▸ **SUPPLIED DATA**

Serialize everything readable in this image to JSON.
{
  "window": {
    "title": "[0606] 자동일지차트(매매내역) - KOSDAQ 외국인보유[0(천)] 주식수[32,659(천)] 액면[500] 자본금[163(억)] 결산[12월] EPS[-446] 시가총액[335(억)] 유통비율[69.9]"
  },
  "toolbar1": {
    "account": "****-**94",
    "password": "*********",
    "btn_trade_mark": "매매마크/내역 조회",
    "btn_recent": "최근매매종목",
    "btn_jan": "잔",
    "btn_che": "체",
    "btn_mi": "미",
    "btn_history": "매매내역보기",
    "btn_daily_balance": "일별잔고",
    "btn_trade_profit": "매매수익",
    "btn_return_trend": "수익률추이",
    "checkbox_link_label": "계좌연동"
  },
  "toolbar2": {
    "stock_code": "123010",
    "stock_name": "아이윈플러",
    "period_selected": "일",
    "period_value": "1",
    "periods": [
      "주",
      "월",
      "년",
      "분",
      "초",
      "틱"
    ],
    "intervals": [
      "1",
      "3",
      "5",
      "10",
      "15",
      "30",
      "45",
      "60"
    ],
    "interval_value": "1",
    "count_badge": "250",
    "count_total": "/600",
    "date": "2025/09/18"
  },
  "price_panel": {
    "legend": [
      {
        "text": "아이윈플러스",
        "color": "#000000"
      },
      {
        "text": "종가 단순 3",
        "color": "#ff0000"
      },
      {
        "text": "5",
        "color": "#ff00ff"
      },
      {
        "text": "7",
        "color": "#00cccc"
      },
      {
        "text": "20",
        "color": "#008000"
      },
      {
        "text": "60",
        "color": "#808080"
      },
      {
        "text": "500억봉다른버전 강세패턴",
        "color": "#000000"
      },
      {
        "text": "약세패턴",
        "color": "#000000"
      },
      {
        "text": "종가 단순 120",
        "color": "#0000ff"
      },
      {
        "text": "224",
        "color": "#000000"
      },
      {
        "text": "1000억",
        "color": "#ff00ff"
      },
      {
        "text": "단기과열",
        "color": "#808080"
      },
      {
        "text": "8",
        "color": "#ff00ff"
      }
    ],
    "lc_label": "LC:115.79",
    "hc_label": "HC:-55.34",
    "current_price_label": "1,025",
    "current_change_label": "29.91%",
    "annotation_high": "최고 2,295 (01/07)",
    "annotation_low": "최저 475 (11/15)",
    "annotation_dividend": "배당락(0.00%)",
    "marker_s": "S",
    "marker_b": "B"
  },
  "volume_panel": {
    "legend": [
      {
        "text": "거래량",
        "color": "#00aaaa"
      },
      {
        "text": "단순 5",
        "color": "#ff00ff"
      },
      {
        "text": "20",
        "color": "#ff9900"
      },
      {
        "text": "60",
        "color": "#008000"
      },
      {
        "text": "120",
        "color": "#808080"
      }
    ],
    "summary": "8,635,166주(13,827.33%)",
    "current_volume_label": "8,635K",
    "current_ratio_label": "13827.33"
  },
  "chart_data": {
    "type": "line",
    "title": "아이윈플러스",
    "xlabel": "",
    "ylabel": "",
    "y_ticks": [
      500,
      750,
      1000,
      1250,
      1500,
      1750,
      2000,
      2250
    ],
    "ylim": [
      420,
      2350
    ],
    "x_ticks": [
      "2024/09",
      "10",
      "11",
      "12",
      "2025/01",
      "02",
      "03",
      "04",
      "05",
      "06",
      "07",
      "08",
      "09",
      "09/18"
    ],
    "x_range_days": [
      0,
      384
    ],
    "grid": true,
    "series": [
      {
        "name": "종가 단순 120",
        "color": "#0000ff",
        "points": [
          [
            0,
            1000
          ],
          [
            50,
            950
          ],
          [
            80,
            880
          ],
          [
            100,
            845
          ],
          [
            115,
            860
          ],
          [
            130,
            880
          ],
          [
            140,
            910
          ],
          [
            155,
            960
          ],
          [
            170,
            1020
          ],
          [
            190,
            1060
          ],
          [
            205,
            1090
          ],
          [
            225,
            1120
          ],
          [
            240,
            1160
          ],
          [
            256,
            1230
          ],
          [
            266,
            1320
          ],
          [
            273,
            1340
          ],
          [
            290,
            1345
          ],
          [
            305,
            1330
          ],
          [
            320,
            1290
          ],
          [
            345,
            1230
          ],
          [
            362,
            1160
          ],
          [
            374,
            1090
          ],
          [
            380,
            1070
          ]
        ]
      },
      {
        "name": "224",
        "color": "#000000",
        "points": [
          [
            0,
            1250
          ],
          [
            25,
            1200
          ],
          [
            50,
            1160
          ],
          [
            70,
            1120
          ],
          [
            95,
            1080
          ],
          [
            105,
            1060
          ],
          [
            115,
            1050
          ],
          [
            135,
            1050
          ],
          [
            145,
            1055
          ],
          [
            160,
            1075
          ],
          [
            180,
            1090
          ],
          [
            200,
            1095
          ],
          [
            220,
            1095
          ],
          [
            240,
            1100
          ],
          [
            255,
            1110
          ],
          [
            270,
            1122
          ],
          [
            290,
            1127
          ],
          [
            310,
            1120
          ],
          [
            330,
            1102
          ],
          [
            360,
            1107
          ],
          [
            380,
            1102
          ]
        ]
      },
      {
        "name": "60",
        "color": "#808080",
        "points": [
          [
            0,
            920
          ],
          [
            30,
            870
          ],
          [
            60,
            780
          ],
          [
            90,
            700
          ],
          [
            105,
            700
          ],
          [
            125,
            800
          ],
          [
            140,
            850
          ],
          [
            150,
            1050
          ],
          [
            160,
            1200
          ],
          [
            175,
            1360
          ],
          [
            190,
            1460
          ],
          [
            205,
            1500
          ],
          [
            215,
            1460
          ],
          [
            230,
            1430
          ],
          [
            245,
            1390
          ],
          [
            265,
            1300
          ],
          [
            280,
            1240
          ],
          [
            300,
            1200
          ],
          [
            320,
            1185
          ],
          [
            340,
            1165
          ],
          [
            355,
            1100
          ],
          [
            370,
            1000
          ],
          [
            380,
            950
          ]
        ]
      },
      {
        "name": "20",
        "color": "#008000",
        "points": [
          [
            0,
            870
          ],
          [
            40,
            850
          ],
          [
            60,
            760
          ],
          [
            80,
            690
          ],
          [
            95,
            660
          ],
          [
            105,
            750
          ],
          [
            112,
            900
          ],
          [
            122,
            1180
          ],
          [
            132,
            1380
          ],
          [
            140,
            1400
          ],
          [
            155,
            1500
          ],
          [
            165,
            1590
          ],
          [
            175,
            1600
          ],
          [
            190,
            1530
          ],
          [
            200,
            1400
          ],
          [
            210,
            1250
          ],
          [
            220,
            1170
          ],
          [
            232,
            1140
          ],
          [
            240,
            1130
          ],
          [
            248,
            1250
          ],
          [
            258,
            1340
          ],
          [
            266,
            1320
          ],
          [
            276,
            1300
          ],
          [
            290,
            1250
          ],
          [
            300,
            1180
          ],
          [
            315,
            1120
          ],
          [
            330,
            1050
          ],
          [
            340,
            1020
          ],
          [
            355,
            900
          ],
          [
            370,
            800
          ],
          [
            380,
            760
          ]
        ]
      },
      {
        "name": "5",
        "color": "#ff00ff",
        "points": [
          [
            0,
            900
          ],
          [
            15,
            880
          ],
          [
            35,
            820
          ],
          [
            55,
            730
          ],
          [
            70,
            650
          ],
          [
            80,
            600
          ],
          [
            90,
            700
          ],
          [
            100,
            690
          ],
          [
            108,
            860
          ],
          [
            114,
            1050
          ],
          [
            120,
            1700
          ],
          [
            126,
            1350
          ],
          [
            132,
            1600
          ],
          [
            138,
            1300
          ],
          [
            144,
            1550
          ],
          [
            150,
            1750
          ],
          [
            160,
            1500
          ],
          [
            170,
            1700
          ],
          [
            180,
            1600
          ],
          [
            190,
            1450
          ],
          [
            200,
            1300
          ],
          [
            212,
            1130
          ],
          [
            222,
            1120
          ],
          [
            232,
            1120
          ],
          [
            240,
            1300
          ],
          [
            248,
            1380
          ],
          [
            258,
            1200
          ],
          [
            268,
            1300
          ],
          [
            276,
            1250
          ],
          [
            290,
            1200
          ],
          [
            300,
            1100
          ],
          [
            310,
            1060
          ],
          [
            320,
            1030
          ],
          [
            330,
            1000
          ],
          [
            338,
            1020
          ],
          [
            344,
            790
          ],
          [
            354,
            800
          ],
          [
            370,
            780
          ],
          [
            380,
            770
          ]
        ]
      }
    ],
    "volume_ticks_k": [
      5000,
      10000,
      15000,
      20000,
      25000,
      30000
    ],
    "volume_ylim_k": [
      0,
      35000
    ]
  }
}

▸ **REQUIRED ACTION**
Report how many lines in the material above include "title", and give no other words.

▸ **EXPECTED OUTPUT**
2